That night Johnson went home to think about the final two options. He talked to Aikman, who urged him to stay. The next morning, before leaving for the office, Johnson was leaning toward giving the thing one more try. Once in the office, though, Johnson saw the front page of the Forth Worth Star-Telegram. The headline read, JERRY TO JIMMY: COMMIT OR QUIT. Johnson was livid. He regarded the paper as Jones's mouthpiece, and the headline did not convey the tenor of the meeting he had had with Jones, not by a long shot. "I said to myself, I'm so tired of this," says Johnson.
He walked into Jones's office and told him, "It's time." Jones agreed, and they worked out a deal whereby Jones would rip up the last five years of the contract. Johnson was a free man, with a bonus.
"I want to thank you for everything you've done for the Cowboys," Jones told him. "How does $2 million sound?"
"Jerry," Johnson said, "you don't have to do that."
"Hey, I want to do it," Jones said. "You deserve it."
Johnson was thrilled with the deal. "I didn't want to be like Joe Gibbs, who still doesn't know if he can get out of his Washington contract," he says. "And I didn't really want a financial settlement. I just wanted to be a free agent."
Jones was vilified in Dallas. At midweek his black sedan was parked on the grass near his office window, instead of in his regular parking space, because he had received death threats.
While there may be gloom in Dallas, executives around the NFL are trying hard to stifle grins. "This is the best thing that could have happened to the rest of the league," says one AFC general manager. "I can't wait until Jones and Switzer start looking at the waiver wire together."
"Remember, in 1989, when I bought this team, the same kind of things were said," Jones says in reply. "The system is still in place, and Barry Switzer, believe me, knows a football player when he sees one."
Perhaps, but Jones has clearly taken a risk in hiring Switzer. "People can say I've positioned myself for a fall, that if we don't go to the Super Bowl, I'm going to get the blame," says Jones. "Fine. What we have is a challenge we didn't have before. Maybe that challenge is just the thing we need for a third straight Super Bowl victory."
So Johnson rides off into the Florida Keys sunset, certain to return as someone's coach in 1995. And Jones has his chance to be the football brains of the Cowboys—he waived tight end Alfredo Roberts last Thursday without telling Switzer—but he'll be severely tested in this new era of free agency.

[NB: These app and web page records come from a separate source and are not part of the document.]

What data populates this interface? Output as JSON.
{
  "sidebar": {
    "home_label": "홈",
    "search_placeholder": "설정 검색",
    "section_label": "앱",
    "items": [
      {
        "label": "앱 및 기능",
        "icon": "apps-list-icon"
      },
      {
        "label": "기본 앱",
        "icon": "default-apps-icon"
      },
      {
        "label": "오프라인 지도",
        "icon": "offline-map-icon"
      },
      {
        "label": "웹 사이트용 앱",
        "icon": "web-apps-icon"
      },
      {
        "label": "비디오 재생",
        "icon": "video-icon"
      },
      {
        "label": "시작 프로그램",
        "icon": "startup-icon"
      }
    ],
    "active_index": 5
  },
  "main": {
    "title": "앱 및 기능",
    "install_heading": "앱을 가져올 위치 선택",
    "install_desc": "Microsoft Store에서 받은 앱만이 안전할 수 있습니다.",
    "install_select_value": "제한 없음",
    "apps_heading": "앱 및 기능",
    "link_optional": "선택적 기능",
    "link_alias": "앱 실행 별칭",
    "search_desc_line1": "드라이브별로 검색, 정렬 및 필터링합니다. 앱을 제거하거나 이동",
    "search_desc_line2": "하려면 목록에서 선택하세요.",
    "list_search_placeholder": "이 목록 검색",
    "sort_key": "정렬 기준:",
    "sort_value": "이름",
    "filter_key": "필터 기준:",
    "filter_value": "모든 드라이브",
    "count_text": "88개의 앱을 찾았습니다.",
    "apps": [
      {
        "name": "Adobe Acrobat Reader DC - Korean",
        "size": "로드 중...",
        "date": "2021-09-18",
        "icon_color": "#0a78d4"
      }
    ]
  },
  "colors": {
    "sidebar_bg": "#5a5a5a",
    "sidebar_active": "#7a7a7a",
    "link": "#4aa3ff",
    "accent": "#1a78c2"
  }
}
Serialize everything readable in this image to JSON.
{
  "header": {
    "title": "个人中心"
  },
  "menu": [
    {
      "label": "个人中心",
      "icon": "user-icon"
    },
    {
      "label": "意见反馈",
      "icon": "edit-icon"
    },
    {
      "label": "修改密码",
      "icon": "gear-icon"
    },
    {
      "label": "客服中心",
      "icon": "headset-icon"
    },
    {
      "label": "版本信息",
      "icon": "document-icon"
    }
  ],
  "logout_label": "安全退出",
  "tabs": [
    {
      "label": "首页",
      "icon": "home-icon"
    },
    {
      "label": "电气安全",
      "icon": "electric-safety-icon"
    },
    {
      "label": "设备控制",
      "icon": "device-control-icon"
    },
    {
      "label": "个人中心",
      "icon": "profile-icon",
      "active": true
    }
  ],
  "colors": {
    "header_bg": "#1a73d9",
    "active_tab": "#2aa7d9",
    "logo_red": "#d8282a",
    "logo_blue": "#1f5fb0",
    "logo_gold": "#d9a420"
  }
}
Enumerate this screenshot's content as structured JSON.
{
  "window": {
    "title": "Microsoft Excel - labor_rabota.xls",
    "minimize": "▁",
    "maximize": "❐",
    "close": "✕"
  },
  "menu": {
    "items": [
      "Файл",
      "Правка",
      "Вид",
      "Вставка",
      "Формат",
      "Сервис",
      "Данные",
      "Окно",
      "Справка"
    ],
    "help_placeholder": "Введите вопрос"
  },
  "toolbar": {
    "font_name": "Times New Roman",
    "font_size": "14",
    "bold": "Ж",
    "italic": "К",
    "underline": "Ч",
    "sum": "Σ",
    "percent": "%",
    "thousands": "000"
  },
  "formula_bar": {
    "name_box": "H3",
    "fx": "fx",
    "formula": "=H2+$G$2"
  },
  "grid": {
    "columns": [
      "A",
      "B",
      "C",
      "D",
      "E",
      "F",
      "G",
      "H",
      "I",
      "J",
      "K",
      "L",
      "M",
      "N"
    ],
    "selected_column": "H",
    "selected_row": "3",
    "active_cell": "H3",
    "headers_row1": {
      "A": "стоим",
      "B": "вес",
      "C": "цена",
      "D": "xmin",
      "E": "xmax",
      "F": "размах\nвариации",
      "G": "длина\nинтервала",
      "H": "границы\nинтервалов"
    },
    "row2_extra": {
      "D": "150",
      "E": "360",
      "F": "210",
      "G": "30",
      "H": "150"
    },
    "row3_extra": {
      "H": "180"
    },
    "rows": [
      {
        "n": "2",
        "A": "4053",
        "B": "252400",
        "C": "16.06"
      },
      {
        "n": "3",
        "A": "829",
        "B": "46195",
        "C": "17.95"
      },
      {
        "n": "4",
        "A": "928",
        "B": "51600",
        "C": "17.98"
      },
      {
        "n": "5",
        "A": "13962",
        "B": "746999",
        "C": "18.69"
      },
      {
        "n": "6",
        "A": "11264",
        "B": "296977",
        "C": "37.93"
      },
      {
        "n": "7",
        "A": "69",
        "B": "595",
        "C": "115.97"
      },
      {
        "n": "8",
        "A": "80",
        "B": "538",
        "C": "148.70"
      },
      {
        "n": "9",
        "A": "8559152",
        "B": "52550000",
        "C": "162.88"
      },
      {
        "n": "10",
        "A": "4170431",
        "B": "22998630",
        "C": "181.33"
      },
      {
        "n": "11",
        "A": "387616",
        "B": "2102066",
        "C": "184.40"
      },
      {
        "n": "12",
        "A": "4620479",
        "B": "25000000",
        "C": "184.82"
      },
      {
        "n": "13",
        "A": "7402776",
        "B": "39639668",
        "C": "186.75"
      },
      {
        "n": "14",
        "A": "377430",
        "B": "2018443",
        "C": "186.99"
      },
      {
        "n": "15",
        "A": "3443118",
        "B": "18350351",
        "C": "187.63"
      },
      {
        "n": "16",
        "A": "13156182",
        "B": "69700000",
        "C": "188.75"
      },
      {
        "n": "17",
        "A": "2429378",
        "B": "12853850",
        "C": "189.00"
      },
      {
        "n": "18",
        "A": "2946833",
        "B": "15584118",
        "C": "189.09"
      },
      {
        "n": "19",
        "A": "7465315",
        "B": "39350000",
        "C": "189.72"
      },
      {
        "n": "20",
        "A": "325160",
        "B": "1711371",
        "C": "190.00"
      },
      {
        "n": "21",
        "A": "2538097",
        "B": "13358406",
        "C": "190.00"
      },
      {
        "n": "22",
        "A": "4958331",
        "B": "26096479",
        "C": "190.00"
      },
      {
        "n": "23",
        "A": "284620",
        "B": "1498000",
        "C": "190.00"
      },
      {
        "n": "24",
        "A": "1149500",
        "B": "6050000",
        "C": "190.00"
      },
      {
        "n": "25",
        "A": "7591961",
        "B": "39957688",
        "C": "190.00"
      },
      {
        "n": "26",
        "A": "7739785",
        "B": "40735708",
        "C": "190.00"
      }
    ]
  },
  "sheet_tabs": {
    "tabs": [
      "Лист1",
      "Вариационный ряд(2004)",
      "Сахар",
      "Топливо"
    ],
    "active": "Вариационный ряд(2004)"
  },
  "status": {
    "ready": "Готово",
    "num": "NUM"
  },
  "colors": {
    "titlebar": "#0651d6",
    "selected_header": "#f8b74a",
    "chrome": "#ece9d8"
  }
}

For Jones the moral of this story is: It's your team, and you can do what you want. But if the Cowboys don't win big, the dunce cap will be yours too.